The schedule should also include contingency plans in case something unexpected happens or if you need more time for a particular scene.
You may even want to add some extra days into the timeline just in case there are any delays or other issues that arise during filming.
Here’s what you need to do:
Schedule casting: You must book actors and actresses in advance so they’re available when needed.
Book equipment: Cameras, sound systems and lighting must all be booked in advance.
Create storyboards: A storyboard helps everyone understand the vision for particular scenes before filming begins.
Create shot lists: A shot list is an organized document which outlines each shot for every scene.
Casting is an integral part of movie pre-production. According to the Screen Actor’s Guild, over 200,000 members are employed each year in the film and television industry. With such a vast pool of talent, it is essential to ensure the right actors are chosen for each role in order to bring the story to life.
The casting process typically involves creating a breakdown of all roles needed to be filled, creating character descriptions and setting a timeline for auditions. Casting director should review potential actors who have been submitted by agents or who attended open castings and then call them back after narrowing down their list of choices.
Once final decisions are made, screen tests may be required before signing contracts with the selected cast members.
No job can be done without a good crew of technicians and specialists. A strong team of experienced and dedicated professionals is essential in order to make sure that the project runs smoothly and efficiently. It is important to find people who are reliable and have knowledge of their roles.
The hiring process should include an open call for applications, interviewing potential candidates, background checks, and references. Once all these steps have been completed, it’s important to take time to discuss expectations of everyone involved and come up with a contract that outlines their duties and payment terms.
After selecting the ideal cast of actors and actresses to bring a script to life, the next step in the process is location scouting.
This involves finding the perfect place to shoot your video. Consider factors such as lighting, background noise, and other environmental elements that may have an impact on your production.
Consider your budget, permission from local authorities, insurance as well as practicalities like access to power sources, weather conditions and parking space.
Prepare Costume, Prop And Production Design
The search for the perfect cast and crew is over and now it’s time to dive into the details of costumes, props and production design.
First up, costumes! It’s essential to get the wardrobe just right in order to make your characters come alive on screen. Start by finding copies of any existing designs or create something totally new from scratch.
Then, you’ll need to start looking for props that will be used in your movie, such as furniture, weapons, etc.
Finally, if you want to add a bit of pizzazz and take your film to the next level, consider some visual effects. This could be anything from adding a bit of magical sparkle to making a character fly through the sky!
After scouting and securing the perfect location for our movie, it was time to arrange for equipment.
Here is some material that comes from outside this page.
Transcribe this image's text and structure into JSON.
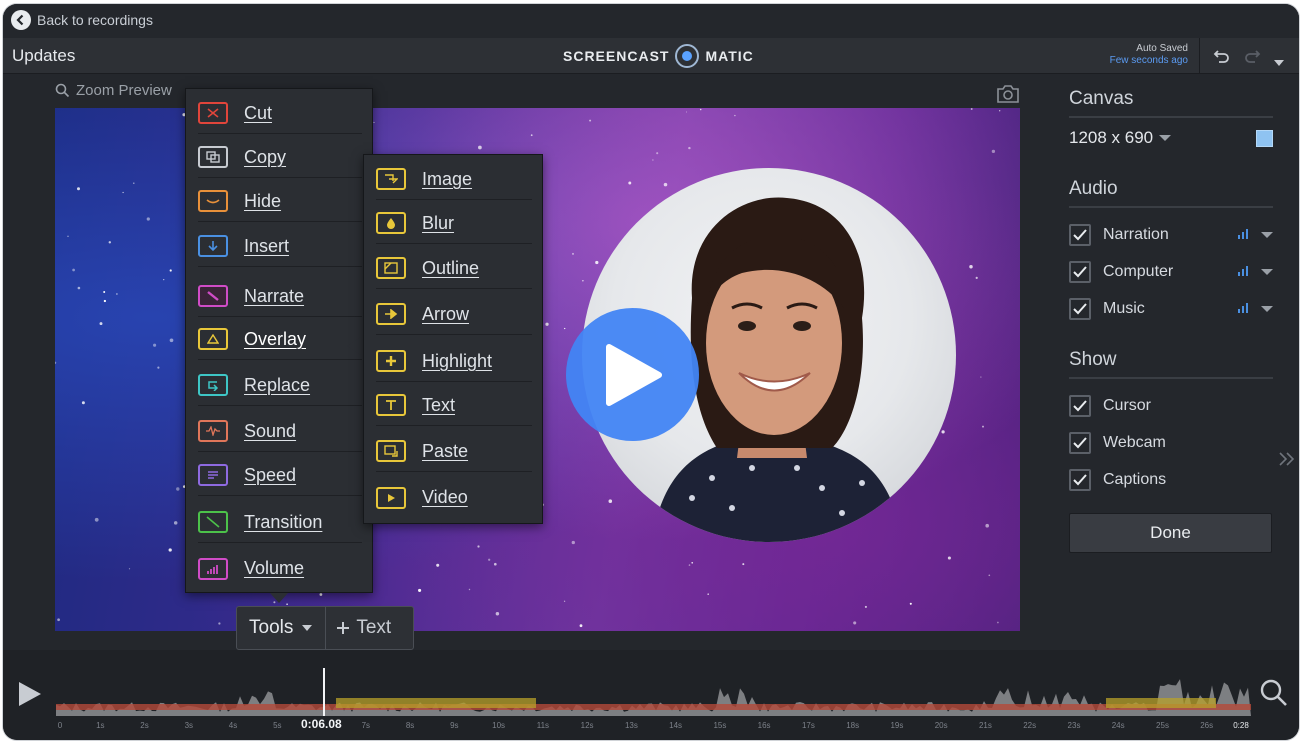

You needed lights, cameras and sound gear to make the production come alive.
If you cannot buy the equipment, renting it is a good alternative.
A crucial step of the pre-production process is rehearsals. Rehearsals are key to creating an effective video, as they give a chance to plan out the scene and make sure all actors understand their roles.
- It allows for seamless transitions between scenes
- It helps actors become familiar with their lines and blocking
- It ensures smooth camera movement between shots
Rehearsal also gives directors a chance to perfect the look and feel of their movie. From making sure lighting is just right, to making sure all props are in order.
Furthermore, having an opportunity to practice takes away the pressure from actors or technicians or anyone else involved in the shot.